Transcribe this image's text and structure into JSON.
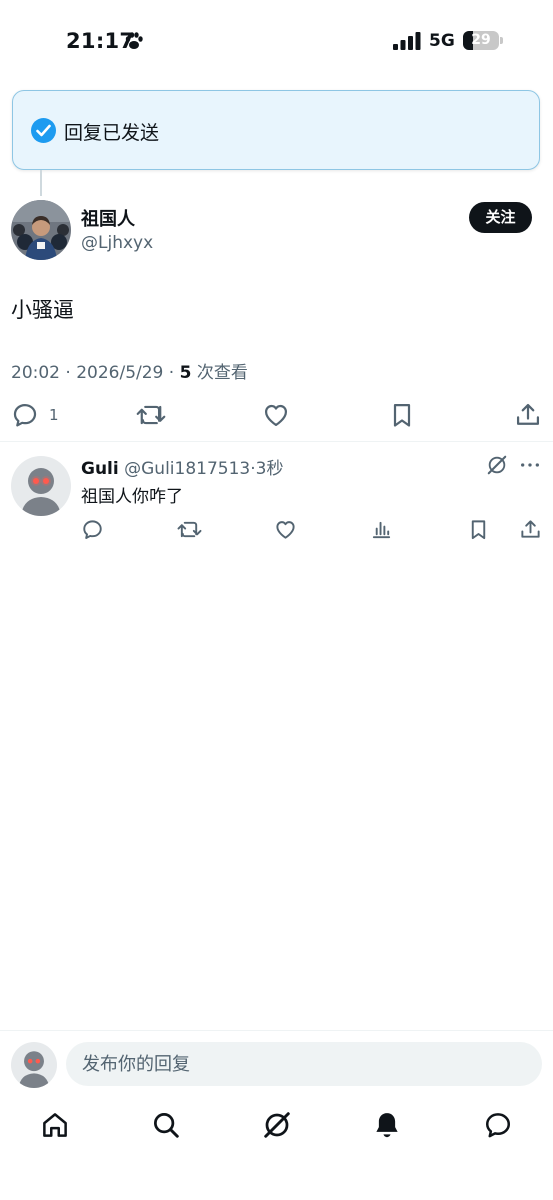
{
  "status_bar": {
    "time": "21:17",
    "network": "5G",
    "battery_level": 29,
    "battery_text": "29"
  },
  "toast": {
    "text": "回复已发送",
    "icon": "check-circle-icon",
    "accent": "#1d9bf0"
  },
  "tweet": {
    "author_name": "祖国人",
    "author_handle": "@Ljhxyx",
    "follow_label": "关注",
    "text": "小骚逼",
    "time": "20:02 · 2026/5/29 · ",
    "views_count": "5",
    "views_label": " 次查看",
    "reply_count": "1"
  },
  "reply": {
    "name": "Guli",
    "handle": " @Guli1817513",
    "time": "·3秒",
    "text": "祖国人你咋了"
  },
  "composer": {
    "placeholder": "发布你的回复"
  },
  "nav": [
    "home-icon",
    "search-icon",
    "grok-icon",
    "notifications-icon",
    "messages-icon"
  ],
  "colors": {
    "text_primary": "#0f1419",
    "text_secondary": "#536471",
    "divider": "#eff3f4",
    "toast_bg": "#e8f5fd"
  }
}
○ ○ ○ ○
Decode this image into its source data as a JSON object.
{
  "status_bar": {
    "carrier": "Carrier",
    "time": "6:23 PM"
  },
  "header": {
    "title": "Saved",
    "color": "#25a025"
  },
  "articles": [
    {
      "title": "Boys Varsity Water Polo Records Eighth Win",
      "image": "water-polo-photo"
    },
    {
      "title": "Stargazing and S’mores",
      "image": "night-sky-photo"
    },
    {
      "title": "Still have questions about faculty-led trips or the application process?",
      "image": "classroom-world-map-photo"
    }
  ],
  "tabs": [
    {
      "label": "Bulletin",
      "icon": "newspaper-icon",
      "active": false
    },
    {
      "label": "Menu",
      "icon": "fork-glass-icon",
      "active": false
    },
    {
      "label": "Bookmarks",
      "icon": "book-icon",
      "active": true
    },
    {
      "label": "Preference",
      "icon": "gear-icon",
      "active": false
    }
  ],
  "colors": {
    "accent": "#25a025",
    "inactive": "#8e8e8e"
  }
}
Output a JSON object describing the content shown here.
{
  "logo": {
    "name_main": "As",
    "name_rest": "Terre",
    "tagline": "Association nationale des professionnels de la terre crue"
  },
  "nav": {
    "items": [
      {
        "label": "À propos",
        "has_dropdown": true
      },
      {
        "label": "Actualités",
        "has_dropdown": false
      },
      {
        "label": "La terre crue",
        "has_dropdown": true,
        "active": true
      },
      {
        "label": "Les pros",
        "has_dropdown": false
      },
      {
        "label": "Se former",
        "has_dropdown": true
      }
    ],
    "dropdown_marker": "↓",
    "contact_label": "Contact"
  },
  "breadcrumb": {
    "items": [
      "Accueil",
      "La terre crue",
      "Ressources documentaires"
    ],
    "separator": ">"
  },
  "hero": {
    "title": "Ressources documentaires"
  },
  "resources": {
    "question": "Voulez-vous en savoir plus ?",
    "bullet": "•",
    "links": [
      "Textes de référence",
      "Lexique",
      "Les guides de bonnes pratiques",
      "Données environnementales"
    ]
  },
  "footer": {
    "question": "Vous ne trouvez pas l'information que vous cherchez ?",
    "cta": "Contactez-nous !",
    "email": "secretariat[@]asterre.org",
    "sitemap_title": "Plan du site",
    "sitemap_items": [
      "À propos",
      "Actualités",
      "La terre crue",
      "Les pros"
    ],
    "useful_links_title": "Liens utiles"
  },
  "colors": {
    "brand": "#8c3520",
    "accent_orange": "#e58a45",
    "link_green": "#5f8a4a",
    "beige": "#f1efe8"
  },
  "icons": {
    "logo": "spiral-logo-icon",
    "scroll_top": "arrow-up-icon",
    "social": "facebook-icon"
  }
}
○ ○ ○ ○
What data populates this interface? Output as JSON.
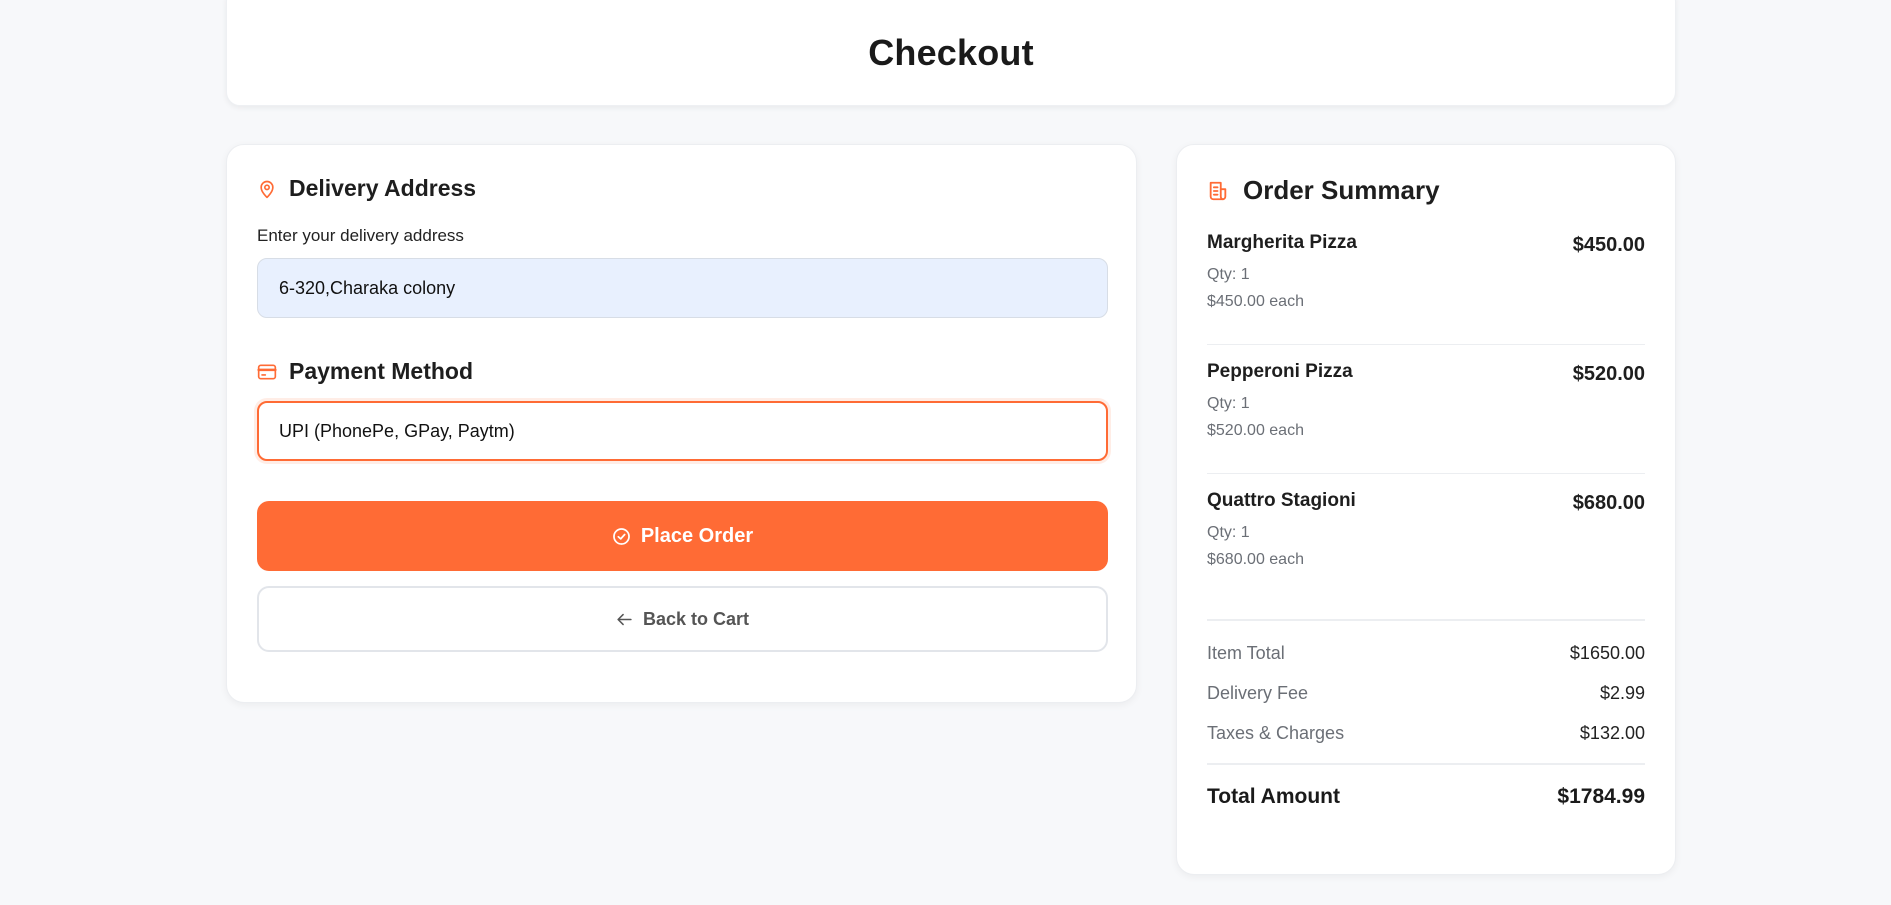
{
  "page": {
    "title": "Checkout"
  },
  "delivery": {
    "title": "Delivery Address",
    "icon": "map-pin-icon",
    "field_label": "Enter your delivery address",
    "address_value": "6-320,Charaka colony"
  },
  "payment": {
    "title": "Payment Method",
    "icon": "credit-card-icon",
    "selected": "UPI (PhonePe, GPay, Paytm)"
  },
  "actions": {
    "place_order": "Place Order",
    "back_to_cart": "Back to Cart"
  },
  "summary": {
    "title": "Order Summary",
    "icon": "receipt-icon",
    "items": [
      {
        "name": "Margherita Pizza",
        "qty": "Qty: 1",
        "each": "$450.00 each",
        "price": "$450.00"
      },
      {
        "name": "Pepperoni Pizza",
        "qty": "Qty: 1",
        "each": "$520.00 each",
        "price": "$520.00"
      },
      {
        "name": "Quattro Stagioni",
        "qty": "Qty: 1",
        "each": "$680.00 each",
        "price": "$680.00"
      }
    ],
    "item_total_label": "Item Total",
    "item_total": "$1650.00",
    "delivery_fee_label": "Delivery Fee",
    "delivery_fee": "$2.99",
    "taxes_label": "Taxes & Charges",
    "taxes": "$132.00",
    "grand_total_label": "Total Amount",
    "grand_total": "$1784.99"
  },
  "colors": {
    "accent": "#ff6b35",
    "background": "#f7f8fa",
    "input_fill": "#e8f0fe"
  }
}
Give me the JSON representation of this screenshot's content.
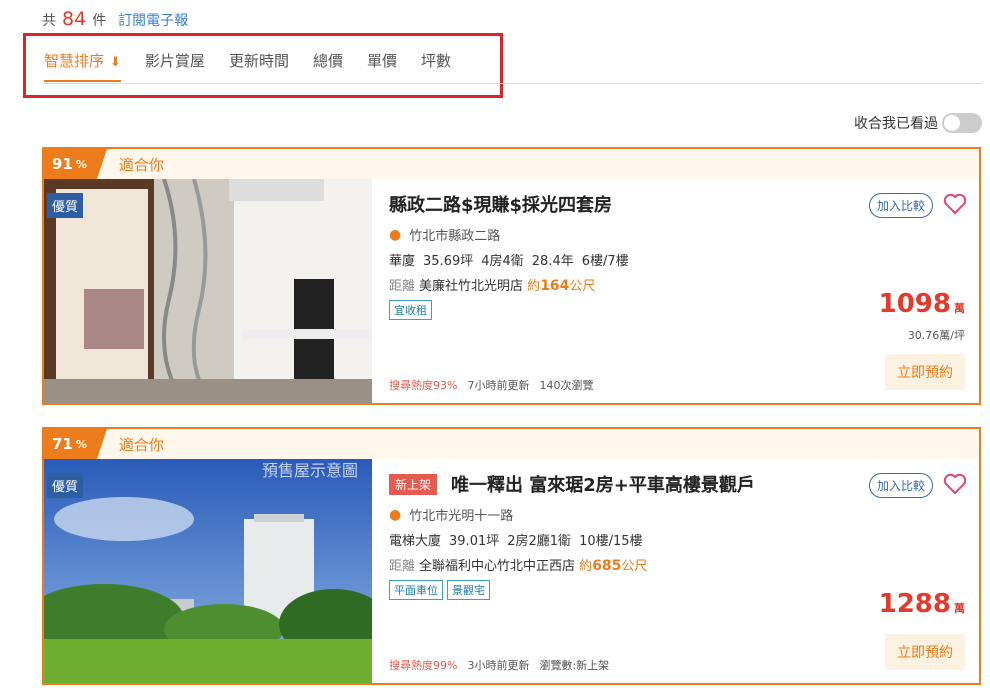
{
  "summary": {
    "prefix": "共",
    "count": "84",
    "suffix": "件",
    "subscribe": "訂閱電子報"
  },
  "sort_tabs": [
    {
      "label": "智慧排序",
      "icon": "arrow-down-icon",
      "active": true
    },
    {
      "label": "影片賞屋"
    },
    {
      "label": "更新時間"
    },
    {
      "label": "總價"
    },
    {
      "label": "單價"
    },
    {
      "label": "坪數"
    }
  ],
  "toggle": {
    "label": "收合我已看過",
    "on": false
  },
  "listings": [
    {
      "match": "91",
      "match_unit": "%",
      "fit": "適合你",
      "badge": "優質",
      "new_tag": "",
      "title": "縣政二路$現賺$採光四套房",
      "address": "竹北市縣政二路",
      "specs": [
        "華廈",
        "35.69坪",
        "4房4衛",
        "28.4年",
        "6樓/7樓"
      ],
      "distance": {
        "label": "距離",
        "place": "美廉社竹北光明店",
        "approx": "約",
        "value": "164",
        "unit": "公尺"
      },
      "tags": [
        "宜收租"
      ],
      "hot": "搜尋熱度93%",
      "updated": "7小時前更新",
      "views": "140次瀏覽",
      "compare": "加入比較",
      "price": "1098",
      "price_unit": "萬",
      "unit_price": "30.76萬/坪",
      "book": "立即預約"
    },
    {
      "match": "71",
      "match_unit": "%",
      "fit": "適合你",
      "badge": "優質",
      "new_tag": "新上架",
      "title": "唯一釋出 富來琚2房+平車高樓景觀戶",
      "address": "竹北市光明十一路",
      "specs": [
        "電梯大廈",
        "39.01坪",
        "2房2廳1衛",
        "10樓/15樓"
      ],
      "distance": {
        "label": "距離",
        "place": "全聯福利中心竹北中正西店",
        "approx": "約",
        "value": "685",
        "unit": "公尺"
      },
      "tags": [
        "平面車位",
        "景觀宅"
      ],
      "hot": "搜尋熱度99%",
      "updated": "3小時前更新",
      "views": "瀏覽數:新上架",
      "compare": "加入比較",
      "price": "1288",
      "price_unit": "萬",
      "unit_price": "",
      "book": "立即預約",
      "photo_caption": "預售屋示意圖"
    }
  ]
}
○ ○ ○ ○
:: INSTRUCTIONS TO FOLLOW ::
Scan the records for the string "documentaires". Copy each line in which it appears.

:: SOLUTION TO THIS TASK ::
      "Ressources documentaires"
    "title": "Ressources documentaires"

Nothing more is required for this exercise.